MIT Optional Essay - Jose Ignacio Diaz Granados - Duration: 3:19

the MIT Sloan Optional Essay is, in our opinion, not an option. And because this is MIT, applicants should STRONGLY consider flexing their creative muscles outside the confines of a traditional essay—be

Shai Dekel - MIT Sloan optional essay - Duration: 2:18

The following essay is optional. No preference is given in the evaluation process to applicants who submit an optional essay. Please note that we only accept written essays.
Are there any extenuating circumstances in your profile about which the Admissions Committee should be aware? Please use your best judgment. (250 words maximum)

MIT Optional Essay? — College Confidential

Good stuff already coming  chat:

If you belong to the 1st category, i.e. your GMAT score is less, or you haven’t had quantitative subjects, or you have gaps in work experience, or your immediate supervisor is not a recommender and so on, you need to provide suitable justification. The objective here is to reduce the skepticism of ADCOM as much as possible. You don’t have much choice to consider whether to attempt the optional essay or not.

If you fall in the 2nd category i.e. you don’t have any of the above mentioned problems in your MBA application, then should you attempt the optional essay? What will happen if other applicants submit the optional essay and you don’t? And moreover, after writing about your achievements, success, failures, and so on in other essays, you might think what more is left behind to write in an optional essay?

Most of the applicants in the 2nd category do not attempt the optional essay. And out of those who do so, a majority uses it to give explanations for academic non-performance, poor GMAT, less involvement in extracurricular, below average professional career and so on. This invariably drives the attention of the Admissions committee to weaknesses of the applicant.

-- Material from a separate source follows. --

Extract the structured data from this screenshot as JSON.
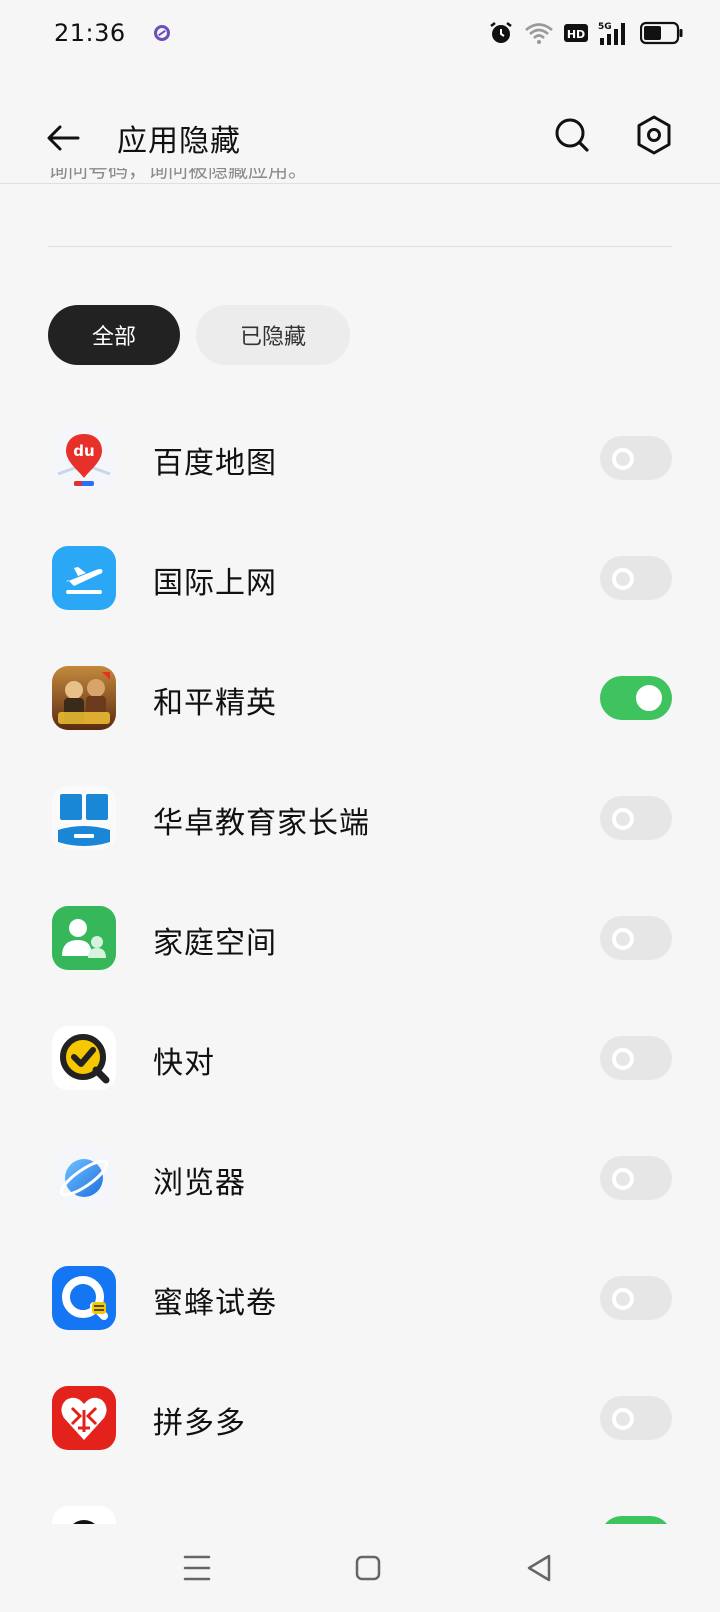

While such explanations can be genuine, sometimes they come across as excuses for non performance and that really makes the admission officers skeptical. Successful applicants crack the deal despite having weaknesses. So the key is to focus on strengths and not on weaknesses.